Jamie White, mRNA Vaccine Study Examines “production of the spike protein itself, and their potential relationship to a wide range of both acute and long-term induced pathologies, such as blood disorders, neurodegenerative diseases and autoimmune diseases.”
A peer-reviewed U.S. study found that the experimental COVID vaccine being rolled out across the world poses multiple serious adverse side effect risks.
The May 2021 study, called “Worse than the Disease? Reviewing Some Possible Unintended Consequences of the mRNA Vaccines Against COVID-19” published in the International Journal of Vaccine Theory, Practice and Research, was conducted by by senior scientist Dr. Stephanie Seneff at the MIT Computer Science and Artificial Intelligence Laboratory, and Naturopathic oncology specialist Dr. Greg Nigh.
The study thoroughly analyzes the possible pathways in which the experimental mRNA vaccines from Pfizer and Moderna could be causing serious adverse effects in vaccinated individuals.

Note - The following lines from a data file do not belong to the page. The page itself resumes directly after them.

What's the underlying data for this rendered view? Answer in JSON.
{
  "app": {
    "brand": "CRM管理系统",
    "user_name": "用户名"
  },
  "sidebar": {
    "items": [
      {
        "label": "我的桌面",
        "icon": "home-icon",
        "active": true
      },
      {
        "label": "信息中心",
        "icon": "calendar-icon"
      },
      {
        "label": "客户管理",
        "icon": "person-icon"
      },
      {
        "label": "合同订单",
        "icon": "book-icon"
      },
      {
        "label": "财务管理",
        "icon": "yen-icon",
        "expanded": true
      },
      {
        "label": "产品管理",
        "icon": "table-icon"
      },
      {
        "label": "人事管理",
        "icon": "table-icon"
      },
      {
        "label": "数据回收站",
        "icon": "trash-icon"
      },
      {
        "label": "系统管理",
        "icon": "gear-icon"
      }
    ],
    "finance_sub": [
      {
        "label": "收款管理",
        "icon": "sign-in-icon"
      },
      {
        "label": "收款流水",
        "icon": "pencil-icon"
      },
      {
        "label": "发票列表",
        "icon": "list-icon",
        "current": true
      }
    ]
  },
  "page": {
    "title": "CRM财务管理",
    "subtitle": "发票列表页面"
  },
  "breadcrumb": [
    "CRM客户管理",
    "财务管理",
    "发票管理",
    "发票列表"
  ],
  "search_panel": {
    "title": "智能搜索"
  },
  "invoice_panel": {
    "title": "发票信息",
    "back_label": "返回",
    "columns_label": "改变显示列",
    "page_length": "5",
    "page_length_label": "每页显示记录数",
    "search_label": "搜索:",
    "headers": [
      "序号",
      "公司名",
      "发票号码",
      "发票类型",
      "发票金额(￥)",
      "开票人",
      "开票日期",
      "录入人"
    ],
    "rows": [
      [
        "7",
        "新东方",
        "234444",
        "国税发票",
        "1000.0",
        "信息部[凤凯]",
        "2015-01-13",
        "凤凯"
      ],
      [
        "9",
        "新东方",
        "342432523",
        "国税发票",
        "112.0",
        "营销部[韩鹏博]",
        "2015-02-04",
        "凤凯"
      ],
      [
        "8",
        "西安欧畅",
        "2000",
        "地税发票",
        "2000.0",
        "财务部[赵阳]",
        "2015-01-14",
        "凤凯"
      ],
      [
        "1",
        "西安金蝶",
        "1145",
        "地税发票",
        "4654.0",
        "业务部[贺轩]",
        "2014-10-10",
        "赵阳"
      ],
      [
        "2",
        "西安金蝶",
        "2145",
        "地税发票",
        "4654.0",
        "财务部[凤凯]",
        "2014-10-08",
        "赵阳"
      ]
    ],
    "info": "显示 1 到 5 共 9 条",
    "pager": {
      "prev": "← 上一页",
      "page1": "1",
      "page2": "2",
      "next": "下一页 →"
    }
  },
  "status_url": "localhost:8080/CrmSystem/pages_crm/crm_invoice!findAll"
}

“Both are delivered through muscle injection, and both require deep-freeze storage to keep the RNA from breaking down,” Seneff and Nigh stated.
“This is because, unlike double-stranded DNA which is very stable, single-strand RNA products are apt to be damaged or rendered powerless at warm temperatures and must be kept extremely cold to retain their potential efficacy.”
“This form of mRNA delivered in the vaccine is never seen in nature, and therefore has the potential for unknown consequences…manipulation of the code of life could lead to completely unanticipated negative effects, potentially long term or even permanent.”
The study explained how one notable vaccine side effect called antibody-dependent enhancement (ADE) is brought on by the spike proteins produced in the human body via the mRNA injection.
“The mRNA vaccines ultimately deliver the highly antigenic spike protein to antigen-presenting cells. As such, monoclonal antibodies against the spike protein are the expected outcome of the currently deployed mRNA vaccines,” Seneff and Nigh wrote.
“Human spike protein monoclonal antibodies were found to produce high levels of cross-reactive antibodies against endogenous human proteins. Given evidence only partially reviewed here, there is sufficient reason to suspect that antibodies to the spike protein will contribute to ADE provoked by prior SARS-CoV-2 infection or vaccination, which may manifest as either acute or chronic autoimmune and inflammatory conditions.”
The study also produced evidence of vaccine shedding, prion and neurodegenerative diseases, and coronavirus variants brought on by vaccinating a minority of the public.
The study concluded by suggesting that public health institutions employ a more cautious approach to rolling out new experimental technologies to the public rather than rush to get everybody jabbed when long-term data has not yet been collected.
“Public policy around mass vaccination has generally proceeded on the assumption that the risk/benefit ratio for the novel mRNA vaccines is a ‘slam dunk.’ With the massive vaccination campaign well under way in response to the declared international emergency of COVID-19, we have rushed into vaccine experiments on a world-wide scale,” Seneff and Nigh wrote.
“At the very least, we should take advantage of the data that are available from these experiments to learn more about this new and previously untested technology. And, in the future, we urge governments to proceed with more caution in the face of new biotechnologies.”